### THE TASK
The records follow. Filter them to the lines that hold "screenshot".

### PROVIDED MATERIAL
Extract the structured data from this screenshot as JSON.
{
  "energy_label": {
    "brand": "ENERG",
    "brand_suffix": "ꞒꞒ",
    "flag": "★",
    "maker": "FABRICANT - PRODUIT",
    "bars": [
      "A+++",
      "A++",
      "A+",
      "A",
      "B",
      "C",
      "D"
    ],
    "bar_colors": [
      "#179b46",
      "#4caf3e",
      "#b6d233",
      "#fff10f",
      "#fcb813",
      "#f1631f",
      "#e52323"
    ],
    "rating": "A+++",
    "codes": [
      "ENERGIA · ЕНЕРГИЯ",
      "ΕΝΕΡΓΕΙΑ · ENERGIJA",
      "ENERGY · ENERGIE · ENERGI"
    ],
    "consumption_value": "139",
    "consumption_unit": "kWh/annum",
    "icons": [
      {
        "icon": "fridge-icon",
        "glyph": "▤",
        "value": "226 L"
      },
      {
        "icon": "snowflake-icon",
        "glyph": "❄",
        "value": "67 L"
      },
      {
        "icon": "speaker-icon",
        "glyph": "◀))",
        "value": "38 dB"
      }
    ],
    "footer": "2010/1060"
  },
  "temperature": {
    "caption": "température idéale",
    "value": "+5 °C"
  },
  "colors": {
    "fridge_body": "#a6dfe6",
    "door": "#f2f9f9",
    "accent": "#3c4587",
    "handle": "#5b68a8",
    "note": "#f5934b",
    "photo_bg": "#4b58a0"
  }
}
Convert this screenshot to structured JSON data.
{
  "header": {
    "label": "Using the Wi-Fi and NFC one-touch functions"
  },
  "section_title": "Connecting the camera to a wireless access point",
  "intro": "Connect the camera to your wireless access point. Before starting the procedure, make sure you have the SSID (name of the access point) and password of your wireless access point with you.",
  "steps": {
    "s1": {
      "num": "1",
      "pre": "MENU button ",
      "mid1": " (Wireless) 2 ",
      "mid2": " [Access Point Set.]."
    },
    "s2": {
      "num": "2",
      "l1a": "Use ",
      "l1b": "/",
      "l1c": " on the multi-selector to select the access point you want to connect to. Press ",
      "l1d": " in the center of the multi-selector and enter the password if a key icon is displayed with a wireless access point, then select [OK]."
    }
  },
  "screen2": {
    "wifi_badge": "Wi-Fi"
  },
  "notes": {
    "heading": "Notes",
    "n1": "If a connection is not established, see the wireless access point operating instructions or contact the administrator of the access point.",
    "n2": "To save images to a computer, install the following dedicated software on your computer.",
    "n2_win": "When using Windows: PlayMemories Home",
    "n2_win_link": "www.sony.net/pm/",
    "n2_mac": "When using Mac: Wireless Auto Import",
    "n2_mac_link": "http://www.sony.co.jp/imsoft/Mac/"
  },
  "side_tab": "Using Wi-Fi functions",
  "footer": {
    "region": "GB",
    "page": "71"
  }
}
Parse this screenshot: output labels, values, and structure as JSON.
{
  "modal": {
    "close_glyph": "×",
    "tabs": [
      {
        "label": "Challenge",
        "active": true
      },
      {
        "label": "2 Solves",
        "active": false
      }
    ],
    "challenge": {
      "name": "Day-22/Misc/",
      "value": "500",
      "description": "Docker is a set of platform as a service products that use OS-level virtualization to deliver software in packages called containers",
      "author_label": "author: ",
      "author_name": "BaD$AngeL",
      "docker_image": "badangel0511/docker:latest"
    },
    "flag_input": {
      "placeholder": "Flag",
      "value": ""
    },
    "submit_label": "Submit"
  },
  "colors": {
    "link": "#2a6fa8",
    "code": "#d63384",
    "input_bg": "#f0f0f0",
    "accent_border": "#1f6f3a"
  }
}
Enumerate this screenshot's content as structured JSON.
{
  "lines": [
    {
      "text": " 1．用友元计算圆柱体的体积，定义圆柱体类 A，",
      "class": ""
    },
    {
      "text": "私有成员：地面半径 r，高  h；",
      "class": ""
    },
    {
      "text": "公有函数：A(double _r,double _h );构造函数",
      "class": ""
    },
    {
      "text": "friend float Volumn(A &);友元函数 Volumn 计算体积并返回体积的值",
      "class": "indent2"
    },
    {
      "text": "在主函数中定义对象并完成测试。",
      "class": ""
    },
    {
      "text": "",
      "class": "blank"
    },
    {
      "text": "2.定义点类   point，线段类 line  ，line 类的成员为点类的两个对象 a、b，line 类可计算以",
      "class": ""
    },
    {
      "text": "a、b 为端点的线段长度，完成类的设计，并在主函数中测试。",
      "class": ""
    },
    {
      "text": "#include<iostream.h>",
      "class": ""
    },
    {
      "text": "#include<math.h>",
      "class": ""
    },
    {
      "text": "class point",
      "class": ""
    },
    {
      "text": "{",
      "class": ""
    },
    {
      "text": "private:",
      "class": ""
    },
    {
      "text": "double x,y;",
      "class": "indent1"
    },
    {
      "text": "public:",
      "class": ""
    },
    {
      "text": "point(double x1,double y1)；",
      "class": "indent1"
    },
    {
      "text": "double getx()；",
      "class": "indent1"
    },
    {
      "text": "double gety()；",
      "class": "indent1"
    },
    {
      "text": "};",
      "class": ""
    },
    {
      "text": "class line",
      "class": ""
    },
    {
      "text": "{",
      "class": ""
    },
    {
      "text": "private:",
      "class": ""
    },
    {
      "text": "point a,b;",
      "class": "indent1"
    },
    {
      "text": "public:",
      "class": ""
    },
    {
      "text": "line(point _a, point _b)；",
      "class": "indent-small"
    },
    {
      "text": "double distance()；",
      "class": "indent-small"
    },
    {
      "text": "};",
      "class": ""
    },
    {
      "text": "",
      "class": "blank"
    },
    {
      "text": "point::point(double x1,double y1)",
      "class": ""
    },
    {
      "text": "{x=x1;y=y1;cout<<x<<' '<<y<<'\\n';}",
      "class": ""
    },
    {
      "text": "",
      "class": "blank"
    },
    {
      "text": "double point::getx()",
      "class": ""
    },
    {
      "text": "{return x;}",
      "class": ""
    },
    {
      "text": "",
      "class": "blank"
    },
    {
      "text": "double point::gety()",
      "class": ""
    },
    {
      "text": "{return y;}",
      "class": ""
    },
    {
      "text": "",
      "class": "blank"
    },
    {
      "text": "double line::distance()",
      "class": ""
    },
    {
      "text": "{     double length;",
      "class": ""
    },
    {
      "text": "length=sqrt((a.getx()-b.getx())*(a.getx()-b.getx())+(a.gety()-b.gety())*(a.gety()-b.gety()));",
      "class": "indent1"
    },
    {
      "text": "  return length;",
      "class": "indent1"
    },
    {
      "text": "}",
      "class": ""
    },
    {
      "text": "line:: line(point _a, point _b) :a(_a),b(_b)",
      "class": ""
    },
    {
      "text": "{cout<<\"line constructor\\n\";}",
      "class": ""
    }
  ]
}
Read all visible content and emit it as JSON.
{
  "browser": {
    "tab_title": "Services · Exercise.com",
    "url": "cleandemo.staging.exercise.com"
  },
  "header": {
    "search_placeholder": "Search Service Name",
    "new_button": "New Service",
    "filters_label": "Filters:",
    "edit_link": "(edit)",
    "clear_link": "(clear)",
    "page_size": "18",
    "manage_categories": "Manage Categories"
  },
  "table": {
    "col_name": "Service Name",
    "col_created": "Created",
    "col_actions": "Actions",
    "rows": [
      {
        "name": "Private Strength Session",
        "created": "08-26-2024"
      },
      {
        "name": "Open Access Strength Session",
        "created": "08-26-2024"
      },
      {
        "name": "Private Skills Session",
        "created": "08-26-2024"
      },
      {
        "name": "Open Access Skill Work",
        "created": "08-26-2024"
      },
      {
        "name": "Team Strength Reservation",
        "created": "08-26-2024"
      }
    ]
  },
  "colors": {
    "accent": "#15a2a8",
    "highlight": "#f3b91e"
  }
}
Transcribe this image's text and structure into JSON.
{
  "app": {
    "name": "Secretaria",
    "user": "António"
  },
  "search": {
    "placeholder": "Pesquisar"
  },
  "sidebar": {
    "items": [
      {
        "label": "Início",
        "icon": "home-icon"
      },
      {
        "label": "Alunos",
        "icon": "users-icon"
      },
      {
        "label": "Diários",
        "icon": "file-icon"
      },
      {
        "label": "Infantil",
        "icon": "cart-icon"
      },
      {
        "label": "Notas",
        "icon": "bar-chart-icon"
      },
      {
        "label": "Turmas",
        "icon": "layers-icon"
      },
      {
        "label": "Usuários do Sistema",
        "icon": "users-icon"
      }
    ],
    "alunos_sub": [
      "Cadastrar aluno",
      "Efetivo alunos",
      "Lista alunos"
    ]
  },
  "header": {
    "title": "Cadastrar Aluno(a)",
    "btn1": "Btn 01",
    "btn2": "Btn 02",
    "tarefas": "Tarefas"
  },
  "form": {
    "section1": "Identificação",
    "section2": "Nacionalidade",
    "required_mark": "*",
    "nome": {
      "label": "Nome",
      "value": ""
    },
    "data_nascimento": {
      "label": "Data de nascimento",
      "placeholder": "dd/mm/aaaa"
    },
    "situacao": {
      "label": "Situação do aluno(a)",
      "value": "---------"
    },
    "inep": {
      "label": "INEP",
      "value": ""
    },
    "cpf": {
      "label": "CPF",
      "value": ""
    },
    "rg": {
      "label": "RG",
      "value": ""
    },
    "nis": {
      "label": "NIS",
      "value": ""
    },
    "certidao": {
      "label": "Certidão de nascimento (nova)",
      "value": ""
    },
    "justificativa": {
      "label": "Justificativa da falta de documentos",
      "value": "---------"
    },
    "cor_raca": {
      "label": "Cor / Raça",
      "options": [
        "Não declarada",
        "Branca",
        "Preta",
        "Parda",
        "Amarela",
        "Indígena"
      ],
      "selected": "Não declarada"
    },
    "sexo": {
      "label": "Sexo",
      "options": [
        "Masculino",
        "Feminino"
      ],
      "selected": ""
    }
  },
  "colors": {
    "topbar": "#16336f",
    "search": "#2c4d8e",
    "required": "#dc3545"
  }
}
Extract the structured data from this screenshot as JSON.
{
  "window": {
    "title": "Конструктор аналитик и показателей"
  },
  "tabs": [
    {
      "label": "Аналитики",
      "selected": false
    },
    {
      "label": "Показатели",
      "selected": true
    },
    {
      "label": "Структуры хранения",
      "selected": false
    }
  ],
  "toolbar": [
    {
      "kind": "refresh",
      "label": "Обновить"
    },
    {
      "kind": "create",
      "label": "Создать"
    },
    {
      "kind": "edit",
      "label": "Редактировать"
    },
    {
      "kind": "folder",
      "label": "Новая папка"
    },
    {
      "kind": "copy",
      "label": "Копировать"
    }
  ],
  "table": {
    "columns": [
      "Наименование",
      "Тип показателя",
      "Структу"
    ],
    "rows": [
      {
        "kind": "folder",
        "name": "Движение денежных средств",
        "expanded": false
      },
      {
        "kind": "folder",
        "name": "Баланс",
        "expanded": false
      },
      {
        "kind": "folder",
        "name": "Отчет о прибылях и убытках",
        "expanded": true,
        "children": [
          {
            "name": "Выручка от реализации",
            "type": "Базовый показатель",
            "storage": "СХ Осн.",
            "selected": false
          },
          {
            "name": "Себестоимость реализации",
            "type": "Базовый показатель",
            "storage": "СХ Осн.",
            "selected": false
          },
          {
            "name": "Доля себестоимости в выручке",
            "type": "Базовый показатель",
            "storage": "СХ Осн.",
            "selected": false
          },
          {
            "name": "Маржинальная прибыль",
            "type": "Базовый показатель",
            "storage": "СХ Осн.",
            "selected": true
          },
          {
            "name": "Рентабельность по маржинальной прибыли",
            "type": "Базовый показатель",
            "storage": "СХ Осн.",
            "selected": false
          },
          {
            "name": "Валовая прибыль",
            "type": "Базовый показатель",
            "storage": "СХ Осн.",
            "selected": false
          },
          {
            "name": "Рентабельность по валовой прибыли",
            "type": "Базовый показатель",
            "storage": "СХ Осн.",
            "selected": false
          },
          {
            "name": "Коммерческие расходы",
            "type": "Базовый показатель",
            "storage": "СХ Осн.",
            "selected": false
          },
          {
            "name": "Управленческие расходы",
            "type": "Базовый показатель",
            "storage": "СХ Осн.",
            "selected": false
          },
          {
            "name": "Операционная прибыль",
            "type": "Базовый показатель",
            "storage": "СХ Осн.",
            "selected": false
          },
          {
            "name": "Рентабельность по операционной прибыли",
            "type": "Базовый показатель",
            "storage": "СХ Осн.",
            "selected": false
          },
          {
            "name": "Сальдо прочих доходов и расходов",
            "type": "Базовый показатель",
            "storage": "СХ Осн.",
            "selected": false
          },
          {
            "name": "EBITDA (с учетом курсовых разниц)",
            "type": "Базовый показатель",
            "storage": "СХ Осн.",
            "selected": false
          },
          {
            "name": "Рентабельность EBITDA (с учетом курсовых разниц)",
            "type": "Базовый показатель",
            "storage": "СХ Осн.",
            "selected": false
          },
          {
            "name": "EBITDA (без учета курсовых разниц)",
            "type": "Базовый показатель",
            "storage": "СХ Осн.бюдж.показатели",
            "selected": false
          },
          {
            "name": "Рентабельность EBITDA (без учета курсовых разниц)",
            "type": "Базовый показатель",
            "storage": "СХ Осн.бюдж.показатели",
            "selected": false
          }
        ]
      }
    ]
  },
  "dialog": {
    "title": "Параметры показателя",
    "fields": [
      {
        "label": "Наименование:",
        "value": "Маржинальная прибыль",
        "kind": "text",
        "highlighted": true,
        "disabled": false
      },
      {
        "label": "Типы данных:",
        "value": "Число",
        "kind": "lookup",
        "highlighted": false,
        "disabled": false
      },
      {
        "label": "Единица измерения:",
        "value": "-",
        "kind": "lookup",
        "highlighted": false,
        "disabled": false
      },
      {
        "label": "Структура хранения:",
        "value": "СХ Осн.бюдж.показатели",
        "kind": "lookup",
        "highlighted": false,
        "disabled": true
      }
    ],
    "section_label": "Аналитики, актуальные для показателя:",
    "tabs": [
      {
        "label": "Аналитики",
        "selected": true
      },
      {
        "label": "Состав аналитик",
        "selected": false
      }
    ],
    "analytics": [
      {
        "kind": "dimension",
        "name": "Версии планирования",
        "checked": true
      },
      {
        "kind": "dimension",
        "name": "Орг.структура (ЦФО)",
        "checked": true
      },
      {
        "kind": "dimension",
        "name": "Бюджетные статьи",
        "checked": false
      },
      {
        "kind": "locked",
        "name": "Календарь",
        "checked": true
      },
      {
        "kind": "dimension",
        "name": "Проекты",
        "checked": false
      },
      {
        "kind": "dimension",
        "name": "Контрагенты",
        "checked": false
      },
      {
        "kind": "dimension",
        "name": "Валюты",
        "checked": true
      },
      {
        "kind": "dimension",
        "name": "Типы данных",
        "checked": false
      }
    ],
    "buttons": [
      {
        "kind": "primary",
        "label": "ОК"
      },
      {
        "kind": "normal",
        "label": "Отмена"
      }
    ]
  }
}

### WRITTEN ANSWER
Extract the structured data from this screenshot as JSON.
Convert this screenshot to structured JSON data.
Parse this screenshot: output labels, values, and structure as JSON.
Enumerate this screenshot's content as structured JSON.
Extract the structured data from this screenshot as JSON.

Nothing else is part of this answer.